In short, what Carla said.

FredHiltz

  • Guest
Re: Northern Tier Mileage Reduction
« Reply #4 on: June 09, 2010, 12:11:53 pm »
+1 on the Pacific Northwest. Definitely the highlight(s) of my NT experience.

Fred

Offline CMajernik

Re: Northern Tier Mileage Reduction
« Reply #5 on: June 17, 2010, 06:16:02 pm »
You can cut off miles on map section 2 by using the Marias Alternate which saves 90 miles and on map section 5 by using the Little Falls Alternate which saves 117 miles.
Carla Majernik
Routes and Mapping Program Director

Adventure Cycling Association
Inspiring people of all ages to travel by bicycle.
800/755-2453, 406/721-1776 x218, 406/721-8754 fax
www.adventurecycling.org

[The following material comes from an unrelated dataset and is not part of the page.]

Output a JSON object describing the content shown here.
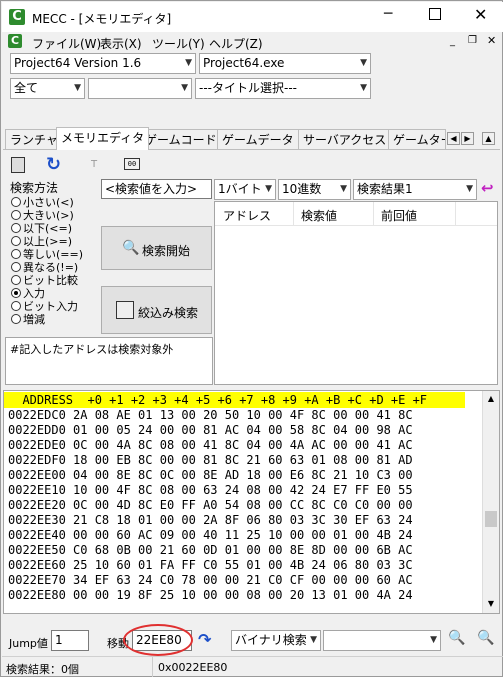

Follow Routes & Mapping on Twitter: @acaroutes

Offline Peaks

Re: Northern Tier Mileage Reduction
« Reply #6 on: June 19, 2010, 05:50:18 pm »
Like any bike route, it all depends in part on what your goals and objectives are. 

Obviously, there are several alternate routes around the great lakes and Lake Erie. 

In the Northeast, if you didn't have your heart set on finishing in Bar Harbor, you might stop when you first hit the coast at Damrascotia.  Or, you could follow Route 113 or 302 in Fyreburg ME and finish in Portland, Or pick up Route 16 in Conway NH and finish in Portsmith.  Or once on the Erie Canal, continue east to Albany, and then on to either Boston or NYC. 

Plenty of pavement out there to explore.  However, as pointed out, ACA maps have it all figured out for you. 

Offline gary.alaska

Re: Northern Tier Mileage Reduction
« Reply #7 on: July 20, 2010, 08:39:39 pm »
I'm just finishing up the Northern Tier east to west.  We took the shortcut from Buffalo New York through Ontario.  We also took the Badger ferry from Ludington Michigan to Manitowoc Wisconsin.  It saves time and is a great experience.  We deviated slightly in Wisconsin.  You can go on the Wisconsin DOT web site and obtain county maps which rate every road on its bike worthiness allowing you to create your own route.  Finally, If you really want to save time and avoid the Great Plains, grab an AMTRAK between Williston North Dakota and Cut Bank Montana.  Highway 2 through eastern Montana is monotonous and at times, dangerous.  I know a lot of people might disagree with me on this but I think you can see all of eastern Montana you need from a train window.